Supplied entries
▼

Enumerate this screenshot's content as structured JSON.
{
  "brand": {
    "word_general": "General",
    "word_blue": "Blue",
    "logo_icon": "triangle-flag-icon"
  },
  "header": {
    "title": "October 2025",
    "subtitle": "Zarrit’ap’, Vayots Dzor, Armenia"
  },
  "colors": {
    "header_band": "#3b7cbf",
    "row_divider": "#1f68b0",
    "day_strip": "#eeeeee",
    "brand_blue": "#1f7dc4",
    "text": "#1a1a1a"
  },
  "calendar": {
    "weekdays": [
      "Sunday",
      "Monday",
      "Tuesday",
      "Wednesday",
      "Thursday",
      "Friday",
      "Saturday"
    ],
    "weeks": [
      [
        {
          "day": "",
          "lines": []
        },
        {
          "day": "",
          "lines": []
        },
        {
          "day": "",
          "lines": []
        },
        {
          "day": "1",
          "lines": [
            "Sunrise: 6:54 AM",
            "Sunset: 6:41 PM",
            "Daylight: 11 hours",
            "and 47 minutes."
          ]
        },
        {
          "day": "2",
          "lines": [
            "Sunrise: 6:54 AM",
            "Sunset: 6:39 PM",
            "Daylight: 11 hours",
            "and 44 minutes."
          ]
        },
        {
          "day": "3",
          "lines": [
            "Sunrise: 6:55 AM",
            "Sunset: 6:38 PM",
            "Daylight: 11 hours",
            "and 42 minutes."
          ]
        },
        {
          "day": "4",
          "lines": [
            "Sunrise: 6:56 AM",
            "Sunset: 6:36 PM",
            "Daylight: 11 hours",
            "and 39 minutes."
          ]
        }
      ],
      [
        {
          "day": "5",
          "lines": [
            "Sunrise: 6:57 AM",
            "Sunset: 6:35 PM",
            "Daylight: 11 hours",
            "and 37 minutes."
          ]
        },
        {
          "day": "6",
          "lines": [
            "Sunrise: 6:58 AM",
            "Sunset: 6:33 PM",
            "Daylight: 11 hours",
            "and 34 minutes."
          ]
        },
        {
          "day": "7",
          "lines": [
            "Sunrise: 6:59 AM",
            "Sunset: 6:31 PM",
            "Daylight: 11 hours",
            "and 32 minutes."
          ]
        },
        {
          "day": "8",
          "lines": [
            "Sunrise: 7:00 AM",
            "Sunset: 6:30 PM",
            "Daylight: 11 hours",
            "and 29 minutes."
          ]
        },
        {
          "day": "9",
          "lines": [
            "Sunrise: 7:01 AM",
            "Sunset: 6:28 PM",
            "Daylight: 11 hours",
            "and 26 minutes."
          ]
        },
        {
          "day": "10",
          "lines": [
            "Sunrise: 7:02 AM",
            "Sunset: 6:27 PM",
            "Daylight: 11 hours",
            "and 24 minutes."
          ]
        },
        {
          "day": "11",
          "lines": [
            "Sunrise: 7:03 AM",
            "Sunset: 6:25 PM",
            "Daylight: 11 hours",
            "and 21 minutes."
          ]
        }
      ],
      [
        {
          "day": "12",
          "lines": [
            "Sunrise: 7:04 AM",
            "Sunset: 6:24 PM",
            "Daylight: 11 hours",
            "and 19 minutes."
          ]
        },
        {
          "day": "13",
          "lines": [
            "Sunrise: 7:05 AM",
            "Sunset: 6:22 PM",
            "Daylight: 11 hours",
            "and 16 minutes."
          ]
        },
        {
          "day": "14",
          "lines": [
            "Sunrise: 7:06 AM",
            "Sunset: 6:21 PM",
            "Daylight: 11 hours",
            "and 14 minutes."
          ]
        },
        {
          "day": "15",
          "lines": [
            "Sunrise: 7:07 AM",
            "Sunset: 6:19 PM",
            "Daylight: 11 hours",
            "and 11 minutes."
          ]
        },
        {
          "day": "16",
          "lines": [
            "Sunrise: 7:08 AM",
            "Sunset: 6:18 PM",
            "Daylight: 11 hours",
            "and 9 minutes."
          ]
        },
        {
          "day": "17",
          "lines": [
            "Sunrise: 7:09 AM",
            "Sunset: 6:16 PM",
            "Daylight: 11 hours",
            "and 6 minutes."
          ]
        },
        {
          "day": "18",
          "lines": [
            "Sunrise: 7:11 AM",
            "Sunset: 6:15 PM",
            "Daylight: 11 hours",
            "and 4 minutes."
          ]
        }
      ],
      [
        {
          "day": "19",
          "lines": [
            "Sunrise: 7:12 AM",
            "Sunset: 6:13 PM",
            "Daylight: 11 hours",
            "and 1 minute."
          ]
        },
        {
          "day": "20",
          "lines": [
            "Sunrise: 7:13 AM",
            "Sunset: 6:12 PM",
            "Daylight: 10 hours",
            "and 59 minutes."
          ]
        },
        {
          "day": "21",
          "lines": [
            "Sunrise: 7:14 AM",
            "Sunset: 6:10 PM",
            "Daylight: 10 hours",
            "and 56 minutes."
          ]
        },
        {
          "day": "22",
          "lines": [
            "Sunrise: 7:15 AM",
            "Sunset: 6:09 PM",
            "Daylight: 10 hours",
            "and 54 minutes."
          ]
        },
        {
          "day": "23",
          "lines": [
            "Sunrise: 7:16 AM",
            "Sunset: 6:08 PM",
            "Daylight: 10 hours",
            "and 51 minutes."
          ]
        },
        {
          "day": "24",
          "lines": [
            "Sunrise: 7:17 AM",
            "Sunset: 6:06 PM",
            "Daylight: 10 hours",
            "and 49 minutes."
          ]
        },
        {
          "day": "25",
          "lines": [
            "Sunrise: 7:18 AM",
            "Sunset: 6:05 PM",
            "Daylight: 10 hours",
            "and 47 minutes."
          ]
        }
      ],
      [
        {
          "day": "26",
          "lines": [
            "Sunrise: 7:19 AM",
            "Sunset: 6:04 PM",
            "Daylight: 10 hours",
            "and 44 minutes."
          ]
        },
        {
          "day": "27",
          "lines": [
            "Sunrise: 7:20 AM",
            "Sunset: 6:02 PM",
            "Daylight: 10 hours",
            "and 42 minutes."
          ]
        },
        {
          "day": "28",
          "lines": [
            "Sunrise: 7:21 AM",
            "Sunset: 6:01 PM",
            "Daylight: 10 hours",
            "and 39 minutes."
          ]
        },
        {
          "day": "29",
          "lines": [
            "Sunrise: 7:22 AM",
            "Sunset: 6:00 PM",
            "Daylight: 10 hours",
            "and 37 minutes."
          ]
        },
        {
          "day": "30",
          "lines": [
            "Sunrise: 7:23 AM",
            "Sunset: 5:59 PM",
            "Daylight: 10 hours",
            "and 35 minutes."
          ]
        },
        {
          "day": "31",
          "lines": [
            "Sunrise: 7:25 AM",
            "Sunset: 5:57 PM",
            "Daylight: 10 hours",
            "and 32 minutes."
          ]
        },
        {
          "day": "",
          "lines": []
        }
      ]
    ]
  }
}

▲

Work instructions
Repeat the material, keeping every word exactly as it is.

Result
Enumerate this screenshot's content as structured JSON.
{
  "brand": {
    "word_general": "General",
    "word_blue": "Blue",
    "logo_icon": "triangle-flag-icon"
  },
  "header": {
    "title": "October 2025",
    "subtitle": "Zarrit’ap’, Vayots Dzor, Armenia"
  },
  "colors": {
    "header_band": "#3b7cbf",
    "row_divider": "#1f68b0",
    "day_strip": "#eeeeee",
    "brand_blue": "#1f7dc4",
    "text": "#1a1a1a"
  },
  "calendar": {
    "weekdays": [
      "Sunday",
      "Monday",
      "Tuesday",
      "Wednesday",
      "Thursday",
      "Friday",
      "Saturday"
    ],
    "weeks": [
      [
        {
          "day": "",
          "lines": []
        },
        {
          "day": "",
          "lines": []
        },
        {
          "day": "",
          "lines": []
        },
        {
          "day": "1",
          "lines": [
            "Sunrise: 6:54 AM",
            "Sunset: 6:41 PM",
            "Daylight: 11 hours",
            "and 47 minutes."
          ]
        },
        {
          "day": "2",
          "lines": [
            "Sunrise: 6:54 AM",
            "Sunset: 6:39 PM",
            "Daylight: 11 hours",
            "and 44 minutes."
          ]
        },
        {
          "day": "3",
          "lines": [
            "Sunrise: 6:55 AM",
            "Sunset: 6:38 PM",
            "Daylight: 11 hours",
            "and 42 minutes."
          ]
        },
        {
          "day": "4",
          "lines": [
            "Sunrise: 6:56 AM",
            "Sunset: 6:36 PM",
            "Daylight: 11 hours",
            "and 39 minutes."
          ]
        }
      ],
      [
        {
          "day": "5",
          "lines": [
            "Sunrise: 6:57 AM",
            "Sunset: 6:35 PM",
            "Daylight: 11 hours",
            "and 37 minutes."
          ]
        },
        {
          "day": "6",
          "lines": [
            "Sunrise: 6:58 AM",
            "Sunset: 6:33 PM",
            "Daylight: 11 hours",
            "and 34 minutes."
          ]
        },
        {
          "day": "7",
          "lines": [
            "Sunrise: 6:59 AM",
            "Sunset: 6:31 PM",
            "Daylight: 11 hours",
            "and 32 minutes."
          ]
        },
        {
          "day": "8",
          "lines": [
            "Sunrise: 7:00 AM",
            "Sunset: 6:30 PM",
            "Daylight: 11 hours",
            "and 29 minutes."
          ]
        },
        {
          "day": "9",
          "lines": [
            "Sunrise: 7:01 AM",
            "Sunset: 6:28 PM",
            "Daylight: 11 hours",
            "and 26 minutes."
          ]
        },
        {
          "day": "10",
          "lines": [
            "Sunrise: 7:02 AM",
            "Sunset: 6:27 PM",
            "Daylight: 11 hours",
            "and 24 minutes."
          ]
        },
        {
          "day": "11",
          "lines": [
            "Sunrise: 7:03 AM",
            "Sunset: 6:25 PM",
            "Daylight: 11 hours",
            "and 21 minutes."
          ]
        }
      ],
      [
        {
          "day": "12",
          "lines": [
            "Sunrise: 7:04 AM",
            "Sunset: 6:24 PM",
            "Daylight: 11 hours",
            "and 19 minutes."
          ]
        },
        {
          "day": "13",
          "lines": [
            "Sunrise: 7:05 AM",
            "Sunset: 6:22 PM",
            "Daylight: 11 hours",
            "and 16 minutes."
          ]
        },
        {
          "day": "14",
          "lines": [
            "Sunrise: 7:06 AM",
            "Sunset: 6:21 PM",
            "Daylight: 11 hours",
            "and 14 minutes."
          ]
        },
        {
          "day": "15",
          "lines": [
            "Sunrise: 7:07 AM",
            "Sunset: 6:19 PM",
            "Daylight: 11 hours",
            "and 11 minutes."
          ]
        },
        {
          "day": "16",
          "lines": [
            "Sunrise: 7:08 AM",
            "Sunset: 6:18 PM",
            "Daylight: 11 hours",
            "and 9 minutes."
          ]
        },
        {
          "day": "17",
          "lines": [
            "Sunrise: 7:09 AM",
            "Sunset: 6:16 PM",
            "Daylight: 11 hours",
            "and 6 minutes."
          ]
        },
        {
          "day": "18",
          "lines": [
            "Sunrise: 7:11 AM",
            "Sunset: 6:15 PM",
            "Daylight: 11 hours",
            "and 4 minutes."
          ]
        }
      ],
      [
        {
          "day": "19",
          "lines": [
            "Sunrise: 7:12 AM",
            "Sunset: 6:13 PM",
            "Daylight: 11 hours",
            "and 1 minute."
          ]
        },
        {
          "day": "20",
          "lines": [
            "Sunrise: 7:13 AM",
            "Sunset: 6:12 PM",
            "Daylight: 10 hours",
            "and 59 minutes."
          ]
        },
        {
          "day": "21",
          "lines": [
            "Sunrise: 7:14 AM",
            "Sunset: 6:10 PM",
            "Daylight: 10 hours",
            "and 56 minutes."
          ]
        },
        {
          "day": "22",
          "lines": [
            "Sunrise: 7:15 AM",
            "Sunset: 6:09 PM",
            "Daylight: 10 hours",
            "and 54 minutes."
          ]
        },
        {
          "day": "23",
          "lines": [
            "Sunrise: 7:16 AM",
            "Sunset: 6:08 PM",
            "Daylight: 10 hours",
            "and 51 minutes."
          ]
        },
        {
          "day": "24",
          "lines": [
            "Sunrise: 7:17 AM",
            "Sunset: 6:06 PM",
            "Daylight: 10 hours",
            "and 49 minutes."
          ]
        },
        {
          "day": "25",
          "lines": [
            "Sunrise: 7:18 AM",
            "Sunset: 6:05 PM",
            "Daylight: 10 hours",
            "and 47 minutes."
          ]
        }
      ],
      [
        {
          "day": "26",
          "lines": [
            "Sunrise: 7:19 AM",
            "Sunset: 6:04 PM",
            "Daylight: 10 hours",
            "and 44 minutes."
          ]
        },
        {
          "day": "27",
          "lines": [
            "Sunrise: 7:20 AM",
            "Sunset: 6:02 PM",
            "Daylight: 10 hours",
            "and 42 minutes."
          ]
        },
        {
          "day": "28",
          "lines": [
            "Sunrise: 7:21 AM",
            "Sunset: 6:01 PM",
            "Daylight: 10 hours",
            "and 39 minutes."
          ]
        },
        {
          "day": "29",
          "lines": [
            "Sunrise: 7:22 AM",
            "Sunset: 6:00 PM",
            "Daylight: 10 hours",
            "and 37 minutes."
          ]
        },
        {
          "day": "30",
          "lines": [
            "Sunrise: 7:23 AM",
            "Sunset: 5:59 PM",
            "Daylight: 10 hours",
            "and 35 minutes."
          ]
        },
        {
          "day": "31",
          "lines": [
            "Sunrise: 7:25 AM",
            "Sunset: 5:57 PM",
            "Daylight: 10 hours",
            "and 32 minutes."
          ]
        },
        {
          "day": "",
          "lines": []
        }
      ]
    ]
  }
}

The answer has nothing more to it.